The records that follow are to be copied word for word. Pictures should be omitted.

━━━━━━━━━━━━━━━━━━━━━━━━━━━━━━

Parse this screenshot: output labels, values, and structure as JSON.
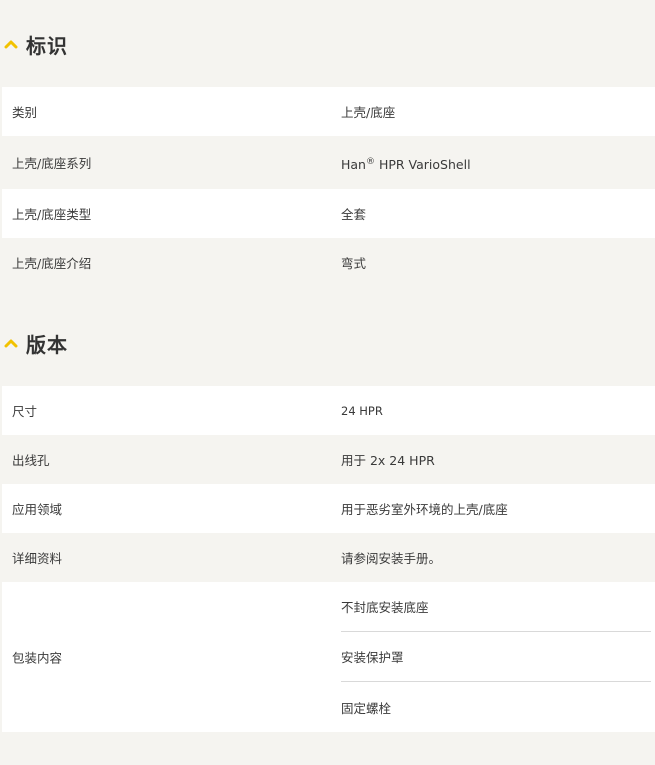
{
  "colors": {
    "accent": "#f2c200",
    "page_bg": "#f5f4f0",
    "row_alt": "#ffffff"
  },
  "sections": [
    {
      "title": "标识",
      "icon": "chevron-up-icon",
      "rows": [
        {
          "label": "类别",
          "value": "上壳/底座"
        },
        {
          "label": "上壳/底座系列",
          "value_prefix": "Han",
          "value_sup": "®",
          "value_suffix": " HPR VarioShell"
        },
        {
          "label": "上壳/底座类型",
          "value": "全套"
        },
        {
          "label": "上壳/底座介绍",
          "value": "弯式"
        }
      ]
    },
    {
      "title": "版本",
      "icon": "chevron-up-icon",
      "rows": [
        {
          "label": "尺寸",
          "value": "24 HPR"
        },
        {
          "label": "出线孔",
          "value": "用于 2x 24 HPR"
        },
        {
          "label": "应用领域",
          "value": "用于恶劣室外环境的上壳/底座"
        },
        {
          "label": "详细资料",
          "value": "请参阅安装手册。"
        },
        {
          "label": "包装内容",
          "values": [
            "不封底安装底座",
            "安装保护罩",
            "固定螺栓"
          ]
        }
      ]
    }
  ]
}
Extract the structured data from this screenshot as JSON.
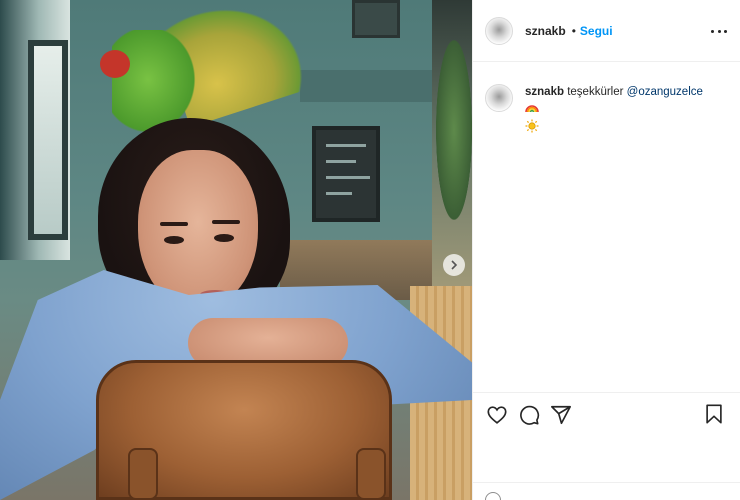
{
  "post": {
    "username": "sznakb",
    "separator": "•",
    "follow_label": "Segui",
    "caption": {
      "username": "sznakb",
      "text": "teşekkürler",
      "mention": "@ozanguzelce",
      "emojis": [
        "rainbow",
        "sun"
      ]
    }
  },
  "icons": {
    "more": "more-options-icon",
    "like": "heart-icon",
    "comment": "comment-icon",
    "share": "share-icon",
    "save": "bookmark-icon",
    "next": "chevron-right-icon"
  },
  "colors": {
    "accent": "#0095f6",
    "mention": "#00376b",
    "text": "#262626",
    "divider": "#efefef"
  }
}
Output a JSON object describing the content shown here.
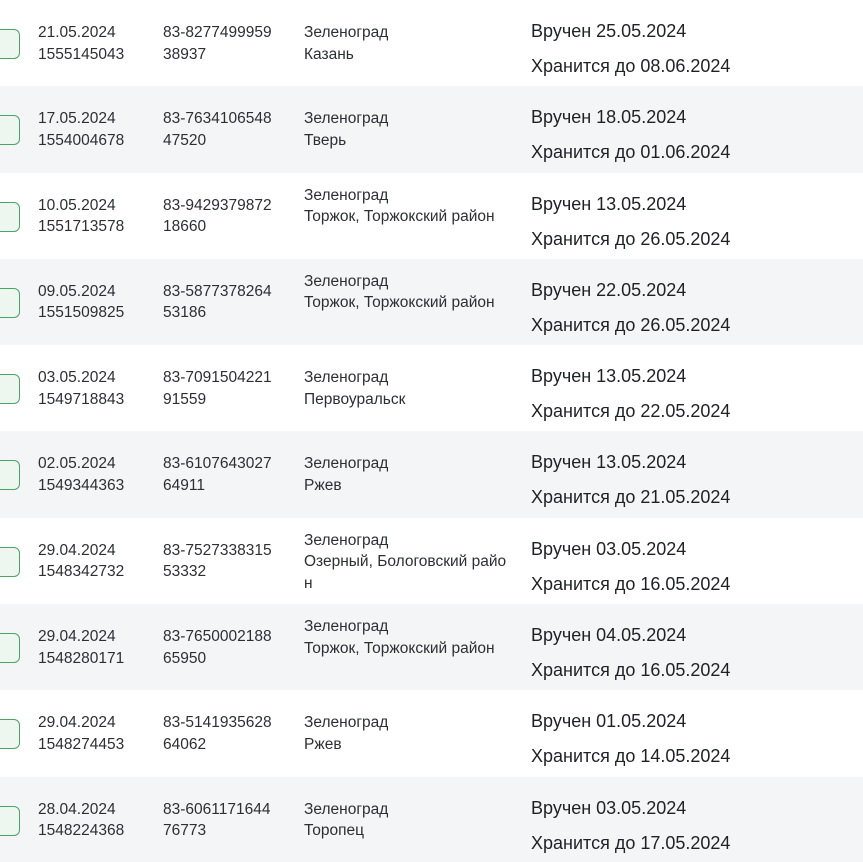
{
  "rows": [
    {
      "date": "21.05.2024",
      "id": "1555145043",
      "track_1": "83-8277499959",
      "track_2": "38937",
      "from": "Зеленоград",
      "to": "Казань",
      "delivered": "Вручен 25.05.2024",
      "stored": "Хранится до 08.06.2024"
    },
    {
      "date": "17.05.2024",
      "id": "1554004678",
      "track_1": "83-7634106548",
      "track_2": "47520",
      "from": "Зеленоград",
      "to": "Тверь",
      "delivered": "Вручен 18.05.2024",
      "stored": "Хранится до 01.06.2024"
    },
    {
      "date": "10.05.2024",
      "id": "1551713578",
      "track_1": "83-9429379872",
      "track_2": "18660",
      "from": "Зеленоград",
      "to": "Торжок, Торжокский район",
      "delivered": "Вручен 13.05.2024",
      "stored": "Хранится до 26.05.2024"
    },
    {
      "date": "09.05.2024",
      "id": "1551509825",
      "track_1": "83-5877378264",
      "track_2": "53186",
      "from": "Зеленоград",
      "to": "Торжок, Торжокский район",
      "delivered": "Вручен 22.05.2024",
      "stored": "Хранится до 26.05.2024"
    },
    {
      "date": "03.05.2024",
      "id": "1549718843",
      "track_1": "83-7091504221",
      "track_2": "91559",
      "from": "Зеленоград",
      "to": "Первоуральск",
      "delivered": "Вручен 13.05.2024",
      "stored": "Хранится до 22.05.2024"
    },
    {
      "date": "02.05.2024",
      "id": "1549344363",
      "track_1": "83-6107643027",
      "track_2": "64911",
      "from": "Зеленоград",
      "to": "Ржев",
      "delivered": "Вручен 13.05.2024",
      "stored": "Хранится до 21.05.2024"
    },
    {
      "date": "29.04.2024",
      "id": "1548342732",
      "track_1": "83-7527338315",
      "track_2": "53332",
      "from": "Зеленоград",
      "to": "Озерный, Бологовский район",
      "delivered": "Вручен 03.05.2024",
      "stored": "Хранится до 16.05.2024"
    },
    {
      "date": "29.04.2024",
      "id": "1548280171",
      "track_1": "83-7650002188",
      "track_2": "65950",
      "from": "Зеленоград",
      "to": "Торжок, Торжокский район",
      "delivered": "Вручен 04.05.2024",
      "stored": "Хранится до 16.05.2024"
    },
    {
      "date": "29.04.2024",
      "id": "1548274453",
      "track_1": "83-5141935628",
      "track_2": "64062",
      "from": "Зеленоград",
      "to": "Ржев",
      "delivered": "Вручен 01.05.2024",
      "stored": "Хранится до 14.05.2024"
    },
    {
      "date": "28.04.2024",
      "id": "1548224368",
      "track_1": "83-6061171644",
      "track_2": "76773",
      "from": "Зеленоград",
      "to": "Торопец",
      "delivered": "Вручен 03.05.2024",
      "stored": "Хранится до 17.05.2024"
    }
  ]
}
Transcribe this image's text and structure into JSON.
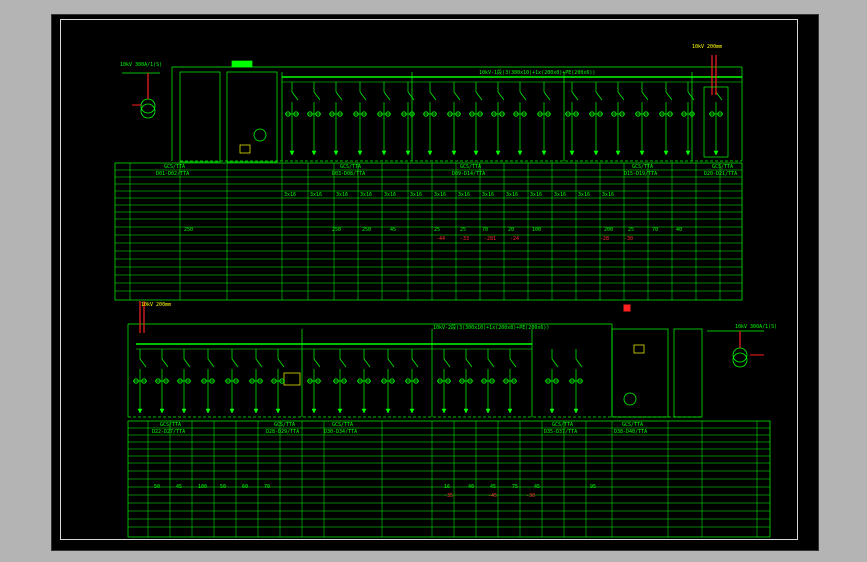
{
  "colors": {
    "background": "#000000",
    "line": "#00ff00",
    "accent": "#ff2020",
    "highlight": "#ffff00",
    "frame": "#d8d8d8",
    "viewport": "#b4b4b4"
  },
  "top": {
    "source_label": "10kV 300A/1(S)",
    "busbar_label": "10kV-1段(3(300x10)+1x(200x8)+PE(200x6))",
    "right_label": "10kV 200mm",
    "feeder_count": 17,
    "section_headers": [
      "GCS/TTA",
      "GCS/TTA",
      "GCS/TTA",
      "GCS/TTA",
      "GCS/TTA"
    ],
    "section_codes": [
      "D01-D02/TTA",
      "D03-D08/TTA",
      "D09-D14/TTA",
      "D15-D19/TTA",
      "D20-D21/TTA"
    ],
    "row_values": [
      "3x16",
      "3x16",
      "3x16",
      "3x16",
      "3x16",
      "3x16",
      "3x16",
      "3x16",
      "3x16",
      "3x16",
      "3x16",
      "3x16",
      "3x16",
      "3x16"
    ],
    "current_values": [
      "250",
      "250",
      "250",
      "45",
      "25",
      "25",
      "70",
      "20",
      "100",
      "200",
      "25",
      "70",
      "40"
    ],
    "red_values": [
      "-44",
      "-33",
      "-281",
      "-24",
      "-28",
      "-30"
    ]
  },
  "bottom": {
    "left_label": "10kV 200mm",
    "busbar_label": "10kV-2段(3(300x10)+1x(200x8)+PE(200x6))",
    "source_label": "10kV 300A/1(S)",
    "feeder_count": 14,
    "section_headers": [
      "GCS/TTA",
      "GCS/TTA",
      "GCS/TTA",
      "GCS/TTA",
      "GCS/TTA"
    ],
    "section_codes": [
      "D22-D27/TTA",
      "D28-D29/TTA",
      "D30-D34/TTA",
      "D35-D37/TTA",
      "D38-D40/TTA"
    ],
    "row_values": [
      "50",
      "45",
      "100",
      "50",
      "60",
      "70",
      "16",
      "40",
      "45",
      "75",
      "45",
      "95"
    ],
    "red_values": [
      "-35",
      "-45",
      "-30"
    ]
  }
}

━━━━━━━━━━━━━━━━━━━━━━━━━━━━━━

-- WRITTEN REPLY --
Parse this screenshot: output labels, values, and structure as JSON.
{
  "colors": {
    "accent": "#f2c200",
    "page_bg": "#f5f4f0",
    "row_alt": "#ffffff"
  },
  "sections": [
    {
      "title": "标识",
      "icon": "chevron-up-icon",
      "rows": [
        {
          "label": "类别",
          "value": "上壳/底座"
        },
        {
          "label": "上壳/底座系列",
          "value_prefix": "Han",
          "value_sup": "®",
          "value_suffix": " HPR VarioShell"
        },
        {
          "label": "上壳/底座类型",
          "value": "全套"
        },
        {
          "label": "上壳/底座介绍",
          "value": "弯式"
        }
      ]
    },
    {
      "title": "版本",
      "icon": "chevron-up-icon",
      "rows": [
        {
          "label": "尺寸",
          "value": "24 HPR"
        },
        {
          "label": "出线孔",
          "value": "用于 2x 24 HPR"
        },
        {
          "label": "应用领域",
          "value": "用于恶劣室外环境的上壳/底座"
        },
        {
          "label": "详细资料",
          "value": "请参阅安装手册。"
        },
        {
          "label": "包装内容",
          "values": [
            "不封底安装底座",
            "安装保护罩",
            "固定螺栓"
          ]
        }
      ]
    }
  ]
}
Extract the structured data from this screenshot as JSON.
{
  "post": {
    "username": "sznakb",
    "separator": "•",
    "follow_label": "Segui",
    "caption": {
      "username": "sznakb",
      "text": "teşekkürler",
      "mention": "@ozanguzelce",
      "emojis": [
        "rainbow",
        "sun"
      ]
    }
  },
  "icons": {
    "more": "more-options-icon",
    "like": "heart-icon",
    "comment": "comment-icon",
    "share": "share-icon",
    "save": "bookmark-icon",
    "next": "chevron-right-icon"
  },
  "colors": {
    "accent": "#0095f6",
    "mention": "#00376b",
    "text": "#262626",
    "divider": "#efefef"
  }
}
Output a JSON object describing the content shown here.
{
  "rows": [
    {
      "date": "21.05.2024",
      "id": "1555145043",
      "track_1": "83-8277499959",
      "track_2": "38937",
      "from": "Зеленоград",
      "to": "Казань",
      "delivered": "Вручен 25.05.2024",
      "stored": "Хранится до 08.06.2024"
    },
    {
      "date": "17.05.2024",
      "id": "1554004678",
      "track_1": "83-7634106548",
      "track_2": "47520",
      "from": "Зеленоград",
      "to": "Тверь",
      "delivered": "Вручен 18.05.2024",
      "stored": "Хранится до 01.06.2024"
    },
    {
      "date": "10.05.2024",
      "id": "1551713578",
      "track_1": "83-9429379872",
      "track_2": "18660",
      "from": "Зеленоград",
      "to": "Торжок, Торжокский район",
      "delivered": "Вручен 13.05.2024",
      "stored": "Хранится до 26.05.2024"
    },
    {
      "date": "09.05.2024",
      "id": "1551509825",
      "track_1": "83-5877378264",
      "track_2": "53186",
      "from": "Зеленоград",
      "to": "Торжок, Торжокский район",
      "delivered": "Вручен 22.05.2024",
      "stored": "Хранится до 26.05.2024"
    },
    {
      "date": "03.05.2024",
      "id": "1549718843",
      "track_1": "83-7091504221",
      "track_2": "91559",
      "from": "Зеленоград",
      "to": "Первоуральск",
      "delivered": "Вручен 13.05.2024",
      "stored": "Хранится до 22.05.2024"
    },
    {
      "date": "02.05.2024",
      "id": "1549344363",
      "track_1": "83-6107643027",
      "track_2": "64911",
      "from": "Зеленоград",
      "to": "Ржев",
      "delivered": "Вручен 13.05.2024",
      "stored": "Хранится до 21.05.2024"
    },
    {
      "date": "29.04.2024",
      "id": "1548342732",
      "track_1": "83-7527338315",
      "track_2": "53332",
      "from": "Зеленоград",
      "to": "Озерный, Бологовский район",
      "delivered": "Вручен 03.05.2024",
      "stored": "Хранится до 16.05.2024"
    },
    {
      "date": "29.04.2024",
      "id": "1548280171",
      "track_1": "83-7650002188",
      "track_2": "65950",
      "from": "Зеленоград",
      "to": "Торжок, Торжокский район",
      "delivered": "Вручен 04.05.2024",
      "stored": "Хранится до 16.05.2024"
    },
    {
      "date": "29.04.2024",
      "id": "1548274453",
      "track_1": "83-5141935628",
      "track_2": "64062",
      "from": "Зеленоград",
      "to": "Ржев",
      "delivered": "Вручен 01.05.2024",
      "stored": "Хранится до 14.05.2024"
    },
    {
      "date": "28.04.2024",
      "id": "1548224368",
      "track_1": "83-6061171644",
      "track_2": "76773",
      "from": "Зеленоград",
      "to": "Торопец",
      "delivered": "Вручен 03.05.2024",
      "stored": "Хранится до 17.05.2024"
    }
  ]
}
Transcribe this image's text and structure into JSON.
{
  "colors": {
    "background": "#000000",
    "line": "#00ff00",
    "accent": "#ff2020",
    "highlight": "#ffff00",
    "frame": "#d8d8d8",
    "viewport": "#b4b4b4"
  },
  "top": {
    "source_label": "10kV 300A/1(S)",
    "busbar_label": "10kV-1段(3(300x10)+1x(200x8)+PE(200x6))",
    "right_label": "10kV 200mm",
    "feeder_count": 17,
    "section_headers": [
      "GCS/TTA",
      "GCS/TTA",
      "GCS/TTA",
      "GCS/TTA",
      "GCS/TTA"
    ],
    "section_codes": [
      "D01-D02/TTA",
      "D03-D08/TTA",
      "D09-D14/TTA",
      "D15-D19/TTA",
      "D20-D21/TTA"
    ],
    "row_values": [
      "3x16",
      "3x16",
      "3x16",
      "3x16",
      "3x16",
      "3x16",
      "3x16",
      "3x16",
      "3x16",
      "3x16",
      "3x16",
      "3x16",
      "3x16",
      "3x16"
    ],
    "current_values": [
      "250",
      "250",
      "250",
      "45",
      "25",
      "25",
      "70",
      "20",
      "100",
      "200",
      "25",
      "70",
      "40"
    ],
    "red_values": [
      "-44",
      "-33",
      "-281",
      "-24",
      "-28",
      "-30"
    ]
  },
  "bottom": {
    "left_label": "10kV 200mm",
    "busbar_label": "10kV-2段(3(300x10)+1x(200x8)+PE(200x6))",
    "source_label": "10kV 300A/1(S)",
    "feeder_count": 14,
    "section_headers": [
      "GCS/TTA",
      "GCS/TTA",
      "GCS/TTA",
      "GCS/TTA",
      "GCS/TTA"
    ],
    "section_codes": [
      "D22-D27/TTA",
      "D28-D29/TTA",
      "D30-D34/TTA",
      "D35-D37/TTA",
      "D38-D40/TTA"
    ],
    "row_values": [
      "50",
      "45",
      "100",
      "50",
      "60",
      "70",
      "16",
      "40",
      "45",
      "75",
      "45",
      "95"
    ],
    "red_values": [
      "-35",
      "-45",
      "-30"
    ]
  }
}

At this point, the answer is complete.